Porter seems already convinced of how good Eight Belles is. "She fits right in with the top three or four 3-year-olds in America," he said.
This is a better Derby than the one Genuine Risk ran in (but maybe only marginally), and has a hundred times the speed that Winning Colors faced. The best horse, Big Brown, is being asked to do something no horse has done since Regret, win the Derby off just three lifetime starts (all three of Regret's races came the year before). Colonel John will be running on dirt for the first time. After those two, bettors will be hard-pressed to figure out whom the third choice will be. The average $2 win payoff for the last 20 Derby winners has been $26, and the median payoff has been $18.80. Running a filly this year is not an outlandish thought.
While Porter is in store for some heat should he double-enter Derby week, it will not compare to some of the upsmanship from Derbies past. In 1981, owner Carl Lizza entered Noble Nashua in the Derby and his filly, Wayward Lass, in both races. Wayward Lass' entry knocked Flying Nashua, who was 21st on the money list, out of the Derby. There were reports, denied by Lizza to this day, that he double-entered his filly to keep Angel Cordero from riding in the Derby. Cordero, who had been riding Noble Nashua for Lizza, jumped to Flying Nashua for the Derby. Wayward Lass ran in the Oaks (finishing third), but since there is no also-eligible list for the Derby, Flying Nashua was still shut out. One of Flying Nashua's owners found a lawyer who found a loophole in Churchill Downs' eligibility rules. The afternoon before the Derby, a Louisville judge listened to all the arguments. "The Most Exciting Two Minutes in Sports" had turned into "The Most Exciting Two Minutes in Torts," to stretch a rhyme.

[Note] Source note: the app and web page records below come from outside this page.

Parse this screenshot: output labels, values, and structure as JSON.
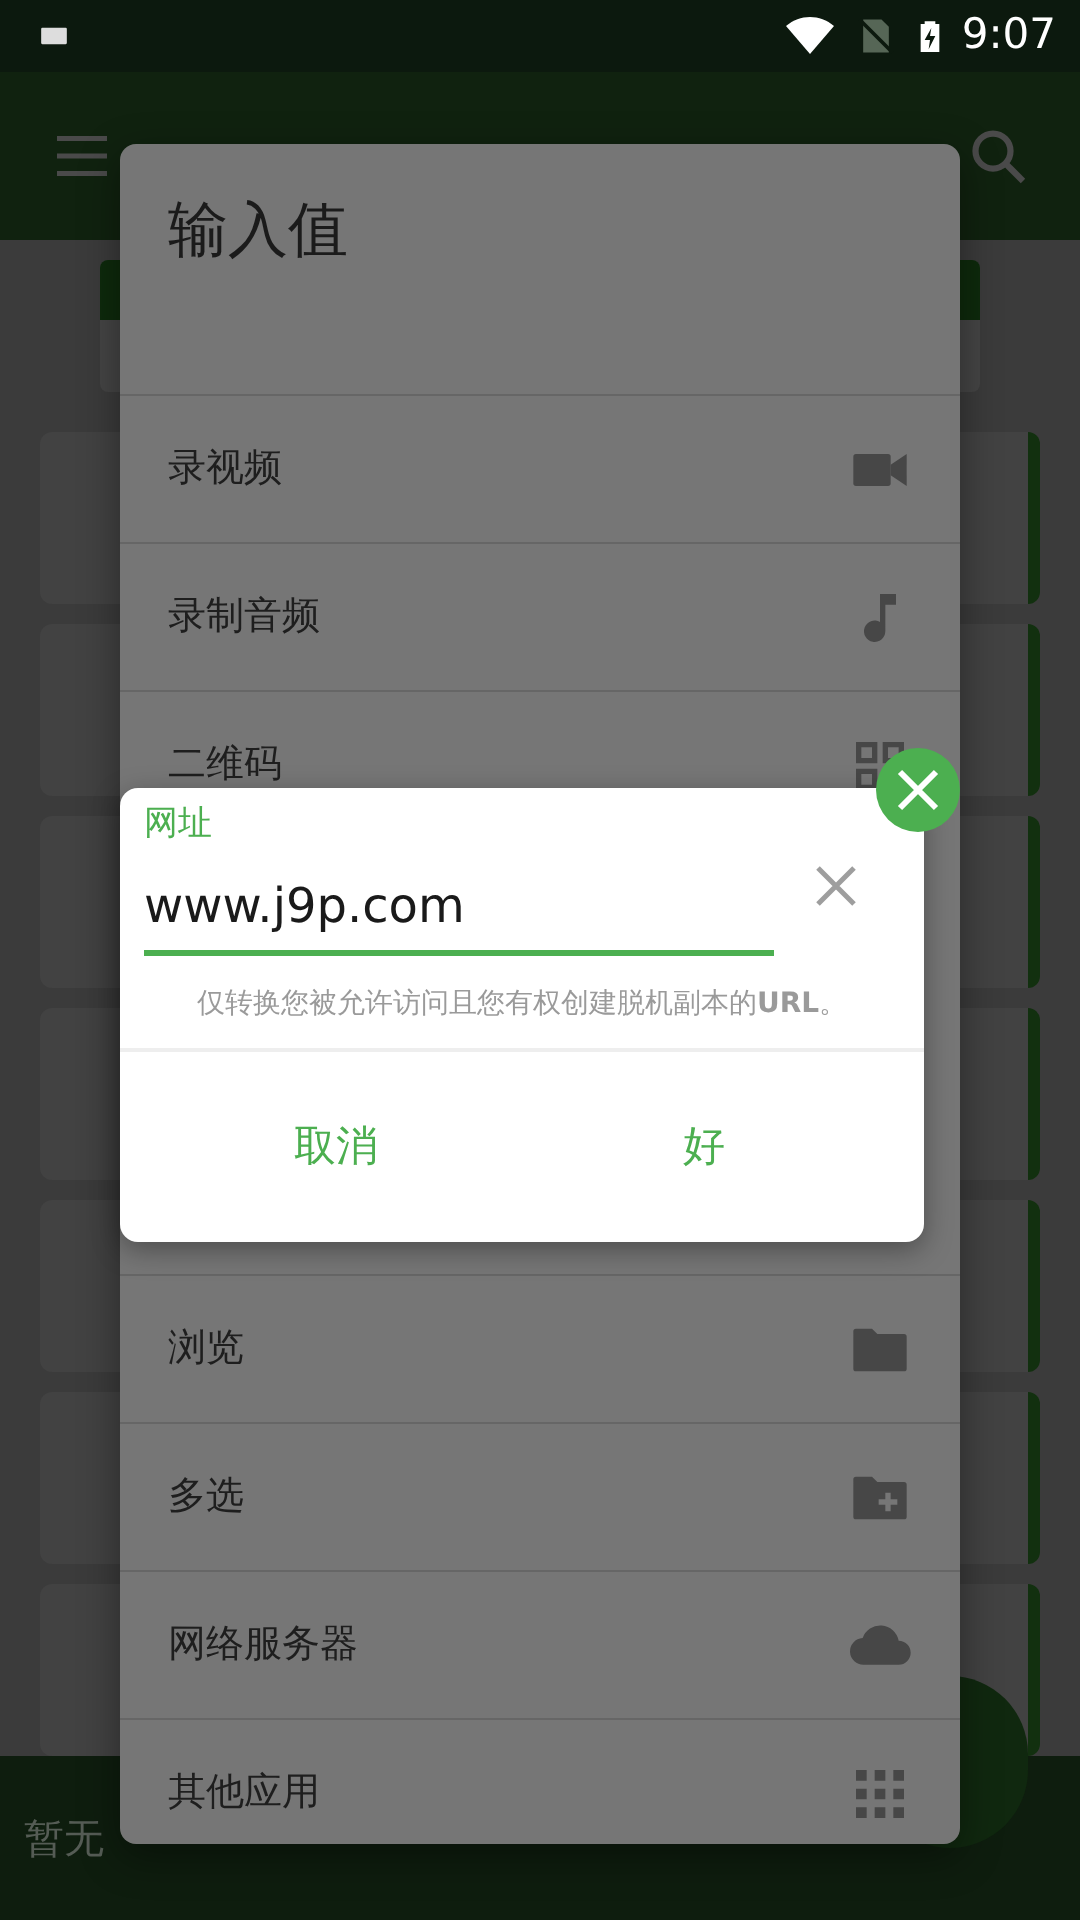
{
  "status_bar": {
    "time": "9:07"
  },
  "footer": {
    "empty_label": "暂无"
  },
  "input_dialog": {
    "title": "输入值",
    "items": [
      {
        "label": "录视频",
        "kind": "video"
      },
      {
        "label": "录制音频",
        "kind": "audio"
      },
      {
        "label": "二维码",
        "kind": "qr"
      }
    ],
    "bottom_items": [
      {
        "label": "浏览",
        "kind": "browse"
      },
      {
        "label": "多选",
        "kind": "multi"
      },
      {
        "label": "网络服务器",
        "kind": "server"
      },
      {
        "label": "其他应用",
        "kind": "apps"
      }
    ]
  },
  "url_dialog": {
    "label": "网址",
    "value": "www.j9p.com",
    "hint": "仅转换您被允许访问且您有权创建脱机副本的**URL**。",
    "buttons": [
      "取消",
      "好"
    ]
  }
}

The judge not only ruled in favor of Flying Nashua, but what shook down was a way for Mythical Ruler, 22nd on the money list, to also run. I remember being in the same restaurant as the Mythical Ruler crew the night before the Derby. They celebrated as though they had won the race, not merely qualified to run. This was Pleasant Colony's year, and none of the horses involved in the hubbub--Flying Nashua, Noble Nashua, Mythical Ruler--finished better than eighth.

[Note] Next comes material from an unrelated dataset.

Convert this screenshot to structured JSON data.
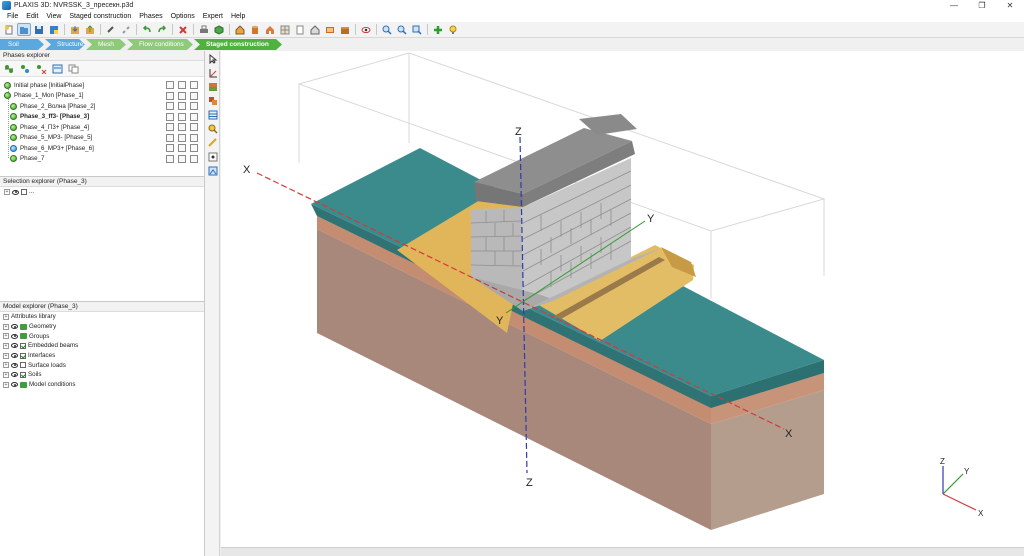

In 2002, the owners of Windward Passage, who had dead-heated for third in the Arkansas Derby, were led to believe by Churchill officials that they would be able to run in the Derby. They secured airline tickets, reserved hotel rooms and bought tickets for the race. A few of them even arrived in Louisville on Wednesday, for the post-position draw. At the draw, trainer Bob Baffert tossed the name of Danthebluegrassman, the last-place finisher in the Santa Anita Derby, into the entry box and Windward Passage dropped to the fatal No. 21 on the money list.
"I was surprised to see that we even brought the horse to Churchill," said Mike Pegram, the owner of Danthebluegrassman. "But I won't apologize for running. You play the hand you're dealt with."

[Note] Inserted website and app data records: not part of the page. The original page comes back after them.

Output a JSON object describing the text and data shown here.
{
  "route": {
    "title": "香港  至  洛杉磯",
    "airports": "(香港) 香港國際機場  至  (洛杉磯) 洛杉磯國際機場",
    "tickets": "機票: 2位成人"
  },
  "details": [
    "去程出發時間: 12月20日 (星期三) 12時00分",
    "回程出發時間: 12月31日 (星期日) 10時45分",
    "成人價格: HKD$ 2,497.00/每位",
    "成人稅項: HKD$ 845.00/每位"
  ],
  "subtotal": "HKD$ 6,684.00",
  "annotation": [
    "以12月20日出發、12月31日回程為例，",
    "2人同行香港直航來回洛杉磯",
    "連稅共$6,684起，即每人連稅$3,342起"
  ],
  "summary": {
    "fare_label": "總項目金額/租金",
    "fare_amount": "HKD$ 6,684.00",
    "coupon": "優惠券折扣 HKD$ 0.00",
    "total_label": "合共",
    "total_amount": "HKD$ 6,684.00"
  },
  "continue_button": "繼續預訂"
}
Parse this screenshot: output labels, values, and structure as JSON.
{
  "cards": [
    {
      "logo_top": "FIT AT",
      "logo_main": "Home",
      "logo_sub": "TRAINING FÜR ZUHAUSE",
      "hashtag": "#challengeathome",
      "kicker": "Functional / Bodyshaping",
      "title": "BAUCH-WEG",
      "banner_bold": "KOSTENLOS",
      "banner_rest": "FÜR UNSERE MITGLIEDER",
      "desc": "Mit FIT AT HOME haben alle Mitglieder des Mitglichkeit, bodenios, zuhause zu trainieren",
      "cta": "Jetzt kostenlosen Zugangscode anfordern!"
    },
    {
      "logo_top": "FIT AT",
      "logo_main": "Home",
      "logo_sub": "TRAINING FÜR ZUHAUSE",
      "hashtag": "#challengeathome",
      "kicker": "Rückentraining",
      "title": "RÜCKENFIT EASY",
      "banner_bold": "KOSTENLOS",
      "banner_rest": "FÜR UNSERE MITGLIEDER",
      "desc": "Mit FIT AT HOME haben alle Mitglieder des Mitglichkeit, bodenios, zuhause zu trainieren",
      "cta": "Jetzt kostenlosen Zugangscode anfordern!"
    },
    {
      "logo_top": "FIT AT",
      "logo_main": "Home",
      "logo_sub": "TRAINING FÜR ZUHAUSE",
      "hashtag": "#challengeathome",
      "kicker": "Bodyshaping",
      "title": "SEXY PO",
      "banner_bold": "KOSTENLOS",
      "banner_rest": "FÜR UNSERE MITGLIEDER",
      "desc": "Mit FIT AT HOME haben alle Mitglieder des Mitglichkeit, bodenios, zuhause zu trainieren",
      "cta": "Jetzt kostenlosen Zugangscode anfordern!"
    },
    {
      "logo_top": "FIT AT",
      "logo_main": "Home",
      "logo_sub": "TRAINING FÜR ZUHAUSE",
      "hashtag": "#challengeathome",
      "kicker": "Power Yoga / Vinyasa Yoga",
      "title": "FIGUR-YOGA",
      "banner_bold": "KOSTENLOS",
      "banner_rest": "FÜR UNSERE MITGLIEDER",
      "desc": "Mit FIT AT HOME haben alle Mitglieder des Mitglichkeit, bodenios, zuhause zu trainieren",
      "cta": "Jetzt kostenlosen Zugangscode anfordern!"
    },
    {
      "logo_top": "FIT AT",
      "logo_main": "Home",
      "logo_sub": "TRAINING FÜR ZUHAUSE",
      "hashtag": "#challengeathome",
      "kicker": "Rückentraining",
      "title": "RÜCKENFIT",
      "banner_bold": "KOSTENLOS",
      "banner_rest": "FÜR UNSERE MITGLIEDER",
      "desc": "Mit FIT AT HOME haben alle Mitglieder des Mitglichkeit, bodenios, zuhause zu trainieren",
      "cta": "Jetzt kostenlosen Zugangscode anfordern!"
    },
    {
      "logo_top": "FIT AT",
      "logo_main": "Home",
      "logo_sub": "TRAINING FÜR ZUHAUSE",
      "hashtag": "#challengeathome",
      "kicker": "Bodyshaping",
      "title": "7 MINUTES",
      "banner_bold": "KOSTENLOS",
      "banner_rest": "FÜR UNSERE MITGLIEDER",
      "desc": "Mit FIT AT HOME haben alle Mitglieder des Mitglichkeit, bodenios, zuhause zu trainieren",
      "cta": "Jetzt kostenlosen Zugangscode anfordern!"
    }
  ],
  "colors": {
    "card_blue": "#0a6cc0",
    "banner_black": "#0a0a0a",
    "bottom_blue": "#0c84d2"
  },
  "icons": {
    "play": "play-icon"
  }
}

Baffert won the race, but with War Emblem. His other horse, Danthebluegrassman, was said to have muscle cramps and was scratched on the morning of the Derby. Eyes rolled.
Written by Bill Christine